Factors driving energy use and costs
Rainfall and Flow
Seattle’s annual average 38 inches of rainfall significantly influences the volume flowing into West Point Treatment Plant’s combined wastewater and stormwater system. Treating this rainwater, in addition to wastewater, increases energy consumption. Across our collection system, the infiltration and inflow of stormwater and groundwater into sewer lines through cracks, holes, joint failures, and direct connections can also account for upwards to 60 to 70 percent of the flow.
Annual average outdoor temperature ranges between 40 and 66 degrees and even colder temperatures off Elliott Bay can impact our shoreline facilities considerably. Anaerobic digester feed systems need to maintain a temperature of about 98 degrees to sustain microbial metabolic functioning.

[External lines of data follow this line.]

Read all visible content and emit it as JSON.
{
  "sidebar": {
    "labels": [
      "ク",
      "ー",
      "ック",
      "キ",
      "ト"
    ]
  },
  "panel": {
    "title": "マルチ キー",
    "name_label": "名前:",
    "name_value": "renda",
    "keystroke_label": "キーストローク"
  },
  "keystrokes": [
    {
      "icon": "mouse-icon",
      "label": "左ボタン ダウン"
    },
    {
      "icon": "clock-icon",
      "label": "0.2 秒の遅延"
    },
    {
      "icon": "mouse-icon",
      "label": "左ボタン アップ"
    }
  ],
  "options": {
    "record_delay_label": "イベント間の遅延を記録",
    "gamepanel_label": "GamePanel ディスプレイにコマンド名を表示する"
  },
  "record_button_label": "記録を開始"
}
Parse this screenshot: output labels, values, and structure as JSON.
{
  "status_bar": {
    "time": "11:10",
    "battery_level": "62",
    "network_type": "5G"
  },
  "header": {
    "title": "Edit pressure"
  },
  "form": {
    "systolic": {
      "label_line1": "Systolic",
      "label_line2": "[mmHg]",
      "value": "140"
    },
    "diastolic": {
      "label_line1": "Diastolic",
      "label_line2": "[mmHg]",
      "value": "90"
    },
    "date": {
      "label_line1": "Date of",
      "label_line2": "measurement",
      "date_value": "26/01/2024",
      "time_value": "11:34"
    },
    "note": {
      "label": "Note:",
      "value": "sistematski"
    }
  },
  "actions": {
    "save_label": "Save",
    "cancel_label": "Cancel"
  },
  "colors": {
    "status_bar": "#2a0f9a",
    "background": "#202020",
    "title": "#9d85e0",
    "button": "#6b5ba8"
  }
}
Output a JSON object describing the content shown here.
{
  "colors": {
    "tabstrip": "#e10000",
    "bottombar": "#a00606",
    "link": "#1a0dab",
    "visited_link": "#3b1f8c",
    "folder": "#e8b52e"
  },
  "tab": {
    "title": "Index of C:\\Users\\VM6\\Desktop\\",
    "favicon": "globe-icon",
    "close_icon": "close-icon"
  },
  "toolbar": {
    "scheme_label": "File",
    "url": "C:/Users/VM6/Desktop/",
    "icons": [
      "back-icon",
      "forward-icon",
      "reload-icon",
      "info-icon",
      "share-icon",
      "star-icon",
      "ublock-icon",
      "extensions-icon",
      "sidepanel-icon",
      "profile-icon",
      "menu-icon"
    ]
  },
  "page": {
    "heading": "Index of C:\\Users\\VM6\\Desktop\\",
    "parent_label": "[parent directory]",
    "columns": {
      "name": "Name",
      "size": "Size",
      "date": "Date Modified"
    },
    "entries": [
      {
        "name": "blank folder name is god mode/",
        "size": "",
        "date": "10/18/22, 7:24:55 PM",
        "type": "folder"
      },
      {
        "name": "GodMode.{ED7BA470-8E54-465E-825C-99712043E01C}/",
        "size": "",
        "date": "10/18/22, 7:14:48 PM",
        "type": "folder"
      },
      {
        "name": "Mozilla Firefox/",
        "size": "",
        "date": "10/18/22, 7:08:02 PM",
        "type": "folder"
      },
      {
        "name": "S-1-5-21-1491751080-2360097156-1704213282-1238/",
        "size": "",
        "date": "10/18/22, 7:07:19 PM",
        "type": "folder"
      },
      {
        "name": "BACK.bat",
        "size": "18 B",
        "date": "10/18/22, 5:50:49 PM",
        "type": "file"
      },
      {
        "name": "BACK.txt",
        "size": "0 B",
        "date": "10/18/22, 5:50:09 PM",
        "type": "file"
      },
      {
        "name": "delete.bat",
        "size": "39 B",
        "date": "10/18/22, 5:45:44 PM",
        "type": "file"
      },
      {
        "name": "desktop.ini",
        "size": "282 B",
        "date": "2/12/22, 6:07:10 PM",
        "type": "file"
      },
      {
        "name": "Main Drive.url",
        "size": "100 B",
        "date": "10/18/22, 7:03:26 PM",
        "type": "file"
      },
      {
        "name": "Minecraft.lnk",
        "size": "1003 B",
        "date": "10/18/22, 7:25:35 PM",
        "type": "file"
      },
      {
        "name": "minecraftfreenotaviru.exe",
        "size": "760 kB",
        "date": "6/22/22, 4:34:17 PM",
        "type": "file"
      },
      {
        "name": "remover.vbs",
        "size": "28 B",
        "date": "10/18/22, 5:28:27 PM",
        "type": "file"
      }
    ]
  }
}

As more people move to our region, WTD must add capacity to the system. With careful planning, treatment plants are able to treat increased volumes of wastewater from residential and business sources. Accommodating increased capacity also means accommodating community expectations that wastewater treatment services are safe, reliable, thorough, and do not negatively impact property values.
Control of odors has become a primary design consideration for most collection and treatment facilities. As development encroaches on WTD facilities and as new facilities are built, controlling nuisance odors is an important step toward mitigating WTD’s presence in a community. Odor reduction involves forcing large volumes of fouled air through scrubbers such as carbon filters – an energy-intensive process that contributes to energy consumption regardless of the quality or quantity of water treated.
Wastewater Treatment Technologies
WTD’s goal is to meet or exceed our permit standards in all facets of operation. While the environmental benefit of treatment is undeniable, each level of treatment requires incrementally more energy. Primary and secondary treatment technologies remove a majority of the suspended solids and dissolved contaminants found in wastewater. Advanced treatment technologies further improve the quality of effluent to meet regulatory limits for recycled water that can be used for non-drinking purposes.
For more information about the Energy Program, please contact us at:
- Elizabeth Lyon
- 201 S. Jackson Street, KSC-NR-5512, Seattle, WA 98104